▶ Exercise aim
Leave the pictures out while you restate every entry below word for word.

[Stored data entries]

####################

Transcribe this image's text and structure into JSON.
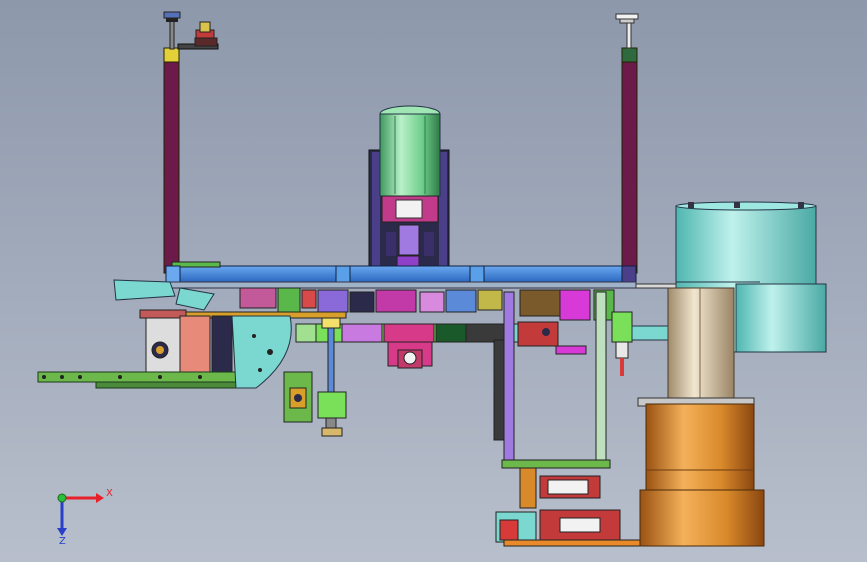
{
  "viewport": {
    "background_top": "#8d98ab",
    "background_bottom": "#b8bfcc"
  },
  "triad": {
    "x_label": "X",
    "y_label": "Y",
    "z_label": "Z",
    "x_color": "#e8202a",
    "y_color": "#2bbf3a",
    "z_color": "#2a3fc8"
  },
  "palette": {
    "frame_purple": "#6b1a4a",
    "beam_blue": "#3d7fd8",
    "motor_green": "#7fd89a",
    "tank_cyan": "#7fd6d0",
    "tank_bronze": "#d8892a",
    "rail_green": "#6cb84a"
  }
}
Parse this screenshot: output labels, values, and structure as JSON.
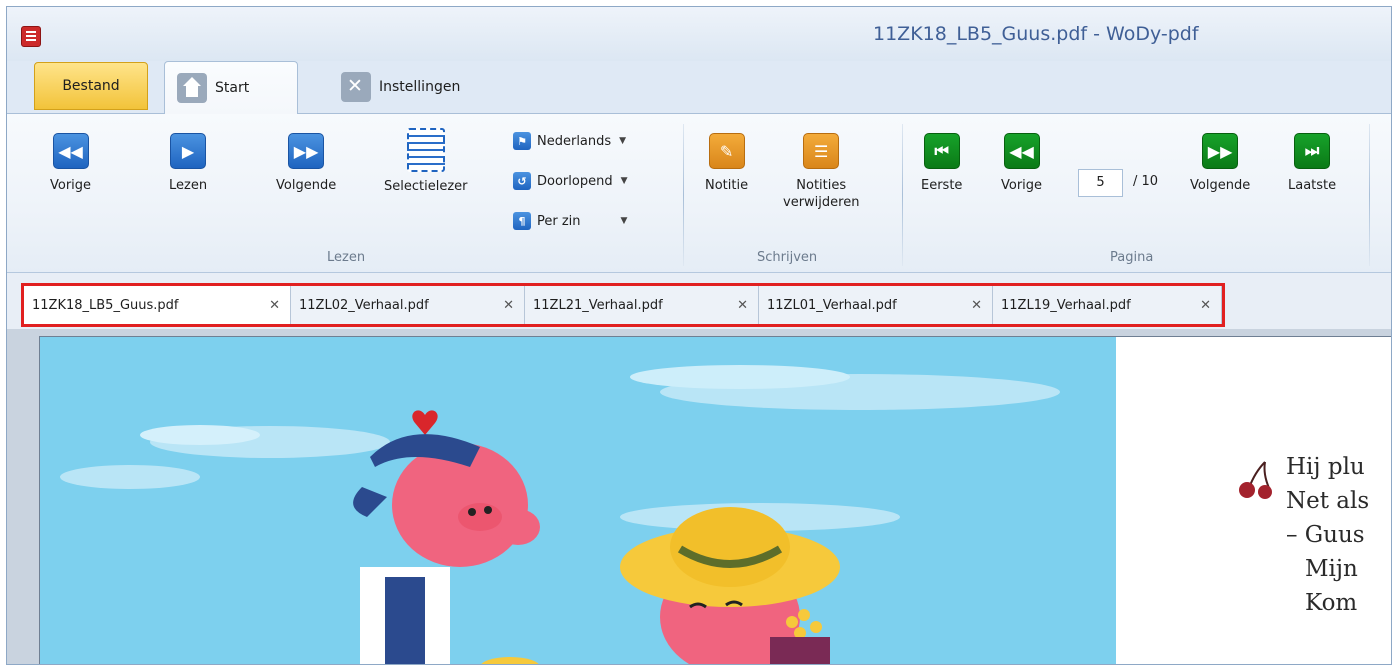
{
  "window": {
    "title": "11ZK18_LB5_Guus.pdf - WoDy-pdf"
  },
  "ribbon_tabs": [
    {
      "label": "Bestand"
    },
    {
      "label": "Start"
    },
    {
      "label": "Instellingen"
    }
  ],
  "ribbon": {
    "lezen": {
      "group_label": "Lezen",
      "vorige": "Vorige",
      "lezen": "Lezen",
      "volgende": "Volgende",
      "selectielezer": "Selectielezer",
      "language": "Nederlands",
      "mode": "Doorlopend",
      "unit": "Per zin"
    },
    "schrijven": {
      "group_label": "Schrijven",
      "notitie": "Notitie",
      "notities_line1": "Notities",
      "notities_line2": "verwijderen"
    },
    "pagina": {
      "group_label": "Pagina",
      "eerste": "Eerste",
      "vorige": "Vorige",
      "current_page": "5",
      "total": "/ 10",
      "volgende": "Volgende",
      "laatste": "Laatste"
    }
  },
  "document_tabs": [
    {
      "label": "11ZK18_LB5_Guus.pdf",
      "active": true
    },
    {
      "label": "11ZL02_Verhaal.pdf",
      "active": false
    },
    {
      "label": "11ZL21_Verhaal.pdf",
      "active": false
    },
    {
      "label": "11ZL01_Verhaal.pdf",
      "active": false
    },
    {
      "label": "11ZL19_Verhaal.pdf",
      "active": false
    }
  ],
  "document": {
    "lines": [
      "Hij plu",
      "Net als",
      "– Guus",
      "Mijn",
      "Kom"
    ]
  },
  "colors": {
    "accent_blue": "#1f64c0",
    "orange": "#d9861b",
    "green": "#0b7a17",
    "tab_highlight": "#e12020",
    "sky": "#7dd0ee"
  }
}
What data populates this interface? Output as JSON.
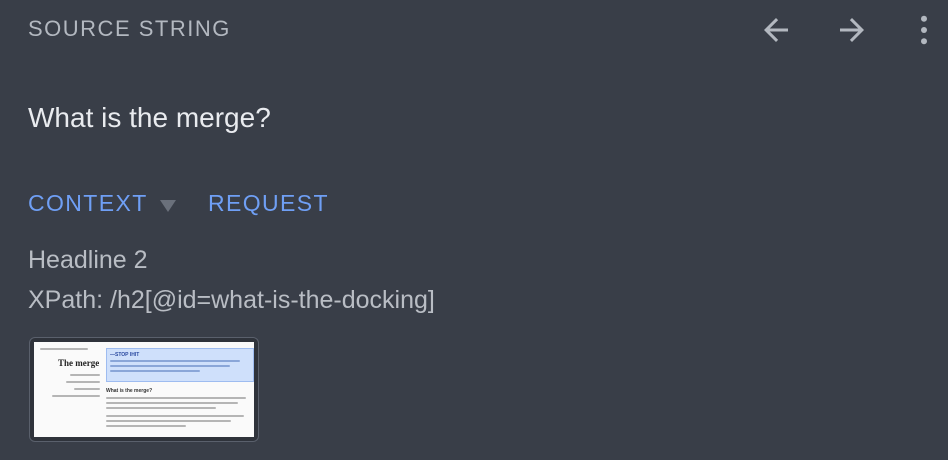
{
  "header": {
    "title": "SOURCE STRING",
    "icons": [
      "arrow-back-icon",
      "arrow-forward-icon",
      "more-vert-icon"
    ]
  },
  "source": {
    "text": "What is the merge?"
  },
  "tabs": [
    {
      "label": "CONTEXT",
      "active": true
    },
    {
      "label": "REQUEST",
      "active": false
    }
  ],
  "context": {
    "type": "Headline 2",
    "xpath": "XPath: /h2[@id=what-is-the-docking]"
  },
  "screenshot": {
    "nav_title": "The merge",
    "highlight_title": "—ЅТОР ІНІТ",
    "body_heading": "What is the merge?"
  },
  "colors": {
    "background": "#393e48",
    "accent": "#6f9ff5",
    "icon": "#b3b8c0"
  }
}
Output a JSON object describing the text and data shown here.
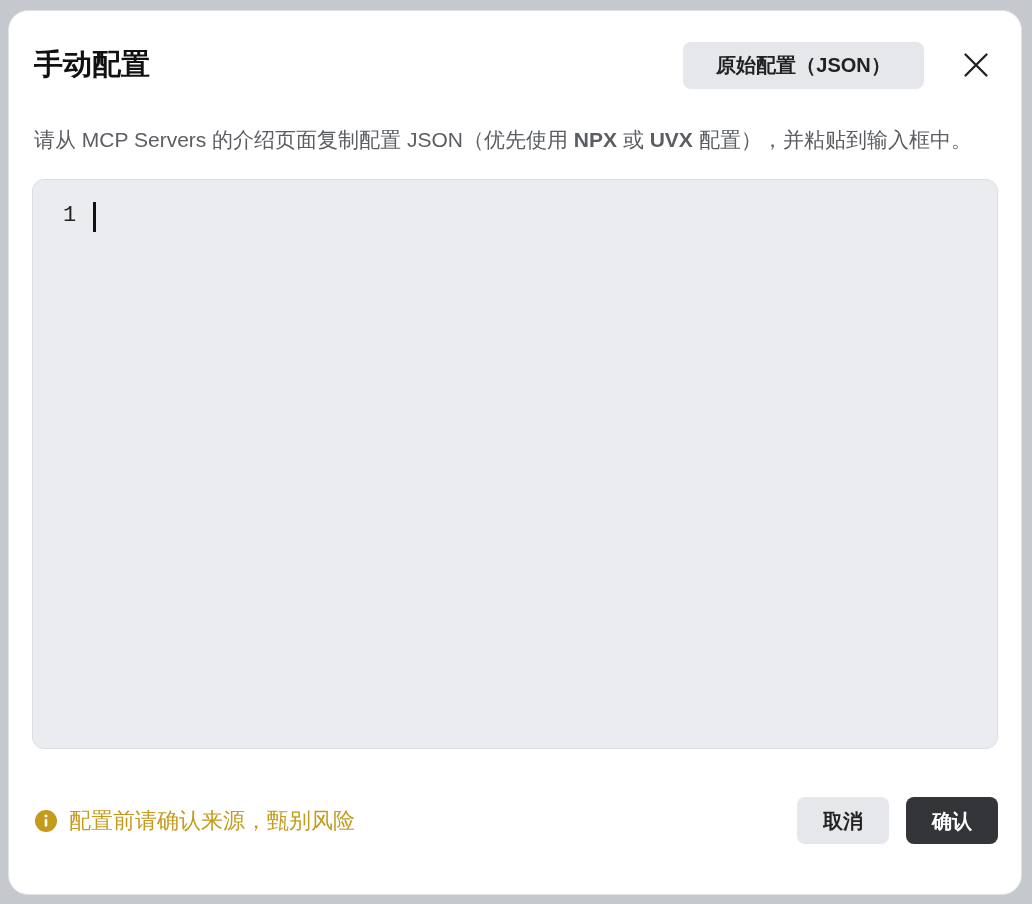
{
  "dialog": {
    "title": "手动配置",
    "mode_button": "原始配置（JSON）",
    "description": "请从 MCP Servers 的介绍页面复制配置 JSON（优先使用 **NPX** 或 **UVX** 配置），并粘贴到输入框中。"
  },
  "editor": {
    "line_numbers": [
      "1"
    ],
    "focused": true
  },
  "footer": {
    "warning": "配置前请确认来源，甄别风险",
    "buttons": [
      {
        "label": "取消",
        "kind": "secondary"
      },
      {
        "label": "确认",
        "kind": "primary"
      }
    ]
  }
}
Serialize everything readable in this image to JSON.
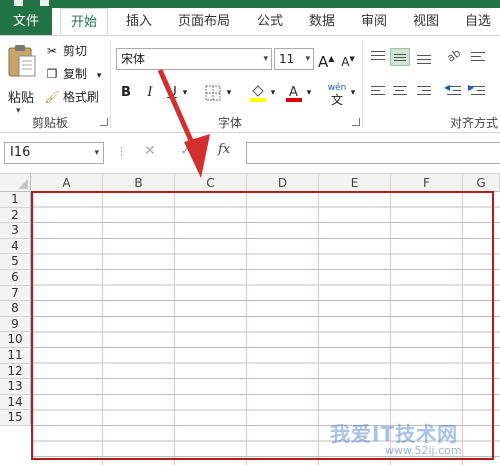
{
  "ribbon_tabs": {
    "file": "文件",
    "home": "开始",
    "insert": "插入",
    "page_layout": "页面布局",
    "formulas": "公式",
    "data": "数据",
    "review": "审阅",
    "view": "视图",
    "auto_sum": "自选"
  },
  "clipboard": {
    "paste": "粘贴",
    "cut": "剪切",
    "copy": "复制",
    "format_painter": "格式刷",
    "group_label": "剪贴板"
  },
  "font": {
    "name": "宋体",
    "size": "11",
    "bold": "B",
    "italic": "I",
    "underline": "U",
    "grow": "A",
    "shrink": "A",
    "phonetic": "wén",
    "group_label": "字体",
    "fill_color": "#ffff00",
    "font_color": "#e00000"
  },
  "alignment": {
    "group_label": "对齐方式",
    "active_color": "#cfe6d4"
  },
  "formula_bar": {
    "name_box": "I16",
    "fx": "fx",
    "cancel": "✕",
    "confirm": "✓",
    "value": ""
  },
  "sheet": {
    "columns": [
      "A",
      "B",
      "C",
      "D",
      "E",
      "F",
      "G"
    ],
    "rows": [
      "1",
      "2",
      "3",
      "4",
      "5",
      "6",
      "7",
      "8",
      "9",
      "10",
      "11",
      "12",
      "13",
      "14",
      "15"
    ],
    "highlight_color": "#b71c1c"
  },
  "watermark": {
    "text": "我爱IT技术网",
    "url": "www.52ij.com"
  },
  "theme": {
    "accent": "#217346",
    "annotation": "#d32f2f"
  }
}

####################

▶ Worked solution
Transcribe this image's text and structure into JSON.
{
  "viewport": {
    "background_top": "#8d98ab",
    "background_bottom": "#b8bfcc"
  },
  "triad": {
    "x_label": "X",
    "y_label": "Y",
    "z_label": "Z",
    "x_color": "#e8202a",
    "y_color": "#2bbf3a",
    "z_color": "#2a3fc8"
  },
  "palette": {
    "frame_purple": "#6b1a4a",
    "beam_blue": "#3d7fd8",
    "motor_green": "#7fd89a",
    "tank_cyan": "#7fd6d0",
    "tank_bronze": "#d8892a",
    "rail_green": "#6cb84a"
  }
}
Parse this screenshot: output labels, values, and structure as JSON.
{
  "window": {
    "title": "11ZK18_LB5_Guus.pdf - WoDy-pdf"
  },
  "ribbon_tabs": [
    {
      "label": "Bestand"
    },
    {
      "label": "Start"
    },
    {
      "label": "Instellingen"
    }
  ],
  "ribbon": {
    "lezen": {
      "group_label": "Lezen",
      "vorige": "Vorige",
      "lezen": "Lezen",
      "volgende": "Volgende",
      "selectielezer": "Selectielezer",
      "language": "Nederlands",
      "mode": "Doorlopend",
      "unit": "Per zin"
    },
    "schrijven": {
      "group_label": "Schrijven",
      "notitie": "Notitie",
      "notities_line1": "Notities",
      "notities_line2": "verwijderen"
    },
    "pagina": {
      "group_label": "Pagina",
      "eerste": "Eerste",
      "vorige": "Vorige",
      "current_page": "5",
      "total": "/ 10",
      "volgende": "Volgende",
      "laatste": "Laatste"
    }
  },
  "document_tabs": [
    {
      "label": "11ZK18_LB5_Guus.pdf",
      "active": true
    },
    {
      "label": "11ZL02_Verhaal.pdf",
      "active": false
    },
    {
      "label": "11ZL21_Verhaal.pdf",
      "active": false
    },
    {
      "label": "11ZL01_Verhaal.pdf",
      "active": false
    },
    {
      "label": "11ZL19_Verhaal.pdf",
      "active": false
    }
  ],
  "document": {
    "lines": [
      "Hij plu",
      "Net als",
      "– Guus",
      "Mijn",
      "Kom"
    ]
  },
  "colors": {
    "accent_blue": "#1f64c0",
    "orange": "#d9861b",
    "green": "#0b7a17",
    "tab_highlight": "#e12020",
    "sky": "#7dd0ee"
  }
}
What data populates this interface? Output as JSON.
{
  "header": {
    "title": "SOURCE STRING",
    "icons": [
      "arrow-back-icon",
      "arrow-forward-icon",
      "more-vert-icon"
    ]
  },
  "source": {
    "text": "What is the merge?"
  },
  "tabs": [
    {
      "label": "CONTEXT",
      "active": true
    },
    {
      "label": "REQUEST",
      "active": false
    }
  ],
  "context": {
    "type": "Headline 2",
    "xpath": "XPath: /h2[@id=what-is-the-docking]"
  },
  "screenshot": {
    "nav_title": "The merge",
    "highlight_title": "—ЅТОР ІНІТ",
    "body_heading": "What is the merge?"
  },
  "colors": {
    "background": "#393e48",
    "accent": "#6f9ff5",
    "icon": "#b3b8c0"
  }
}
Output a JSON object describing the text and data shown here.
{
  "dialog": {
    "title": "手动配置",
    "mode_button": "原始配置（JSON）",
    "description": "请从 MCP Servers 的介绍页面复制配置 JSON（优先使用 **NPX** 或 **UVX** 配置），并粘贴到输入框中。"
  },
  "editor": {
    "line_numbers": [
      "1"
    ],
    "focused": true
  },
  "footer": {
    "warning": "配置前请确认来源，甄别风险",
    "buttons": [
      {
        "label": "取消",
        "kind": "secondary"
      },
      {
        "label": "确认",
        "kind": "primary"
      }
    ]
  }
}
Serialize everything readable in this image to JSON.
{
  "ribbon_tabs": {
    "file": "文件",
    "home": "开始",
    "insert": "插入",
    "page_layout": "页面布局",
    "formulas": "公式",
    "data": "数据",
    "review": "审阅",
    "view": "视图",
    "auto_sum": "自选"
  },
  "clipboard": {
    "paste": "粘贴",
    "cut": "剪切",
    "copy": "复制",
    "format_painter": "格式刷",
    "group_label": "剪贴板"
  },
  "font": {
    "name": "宋体",
    "size": "11",
    "bold": "B",
    "italic": "I",
    "underline": "U",
    "grow": "A",
    "shrink": "A",
    "phonetic": "wén",
    "group_label": "字体",
    "fill_color": "#ffff00",
    "font_color": "#e00000"
  },
  "alignment": {
    "group_label": "对齐方式",
    "active_color": "#cfe6d4"
  },
  "formula_bar": {
    "name_box": "I16",
    "fx": "fx",
    "cancel": "✕",
    "confirm": "✓",
    "value": ""
  },
  "sheet": {
    "columns": [
      "A",
      "B",
      "C",
      "D",
      "E",
      "F",
      "G"
    ],
    "rows": [
      "1",
      "2",
      "3",
      "4",
      "5",
      "6",
      "7",
      "8",
      "9",
      "10",
      "11",
      "12",
      "13",
      "14",
      "15"
    ],
    "highlight_color": "#b71c1c"
  },
  "watermark": {
    "text": "我爱IT技术网",
    "url": "www.52ij.com"
  },
  "theme": {
    "accent": "#217346",
    "annotation": "#d32f2f"
  }
}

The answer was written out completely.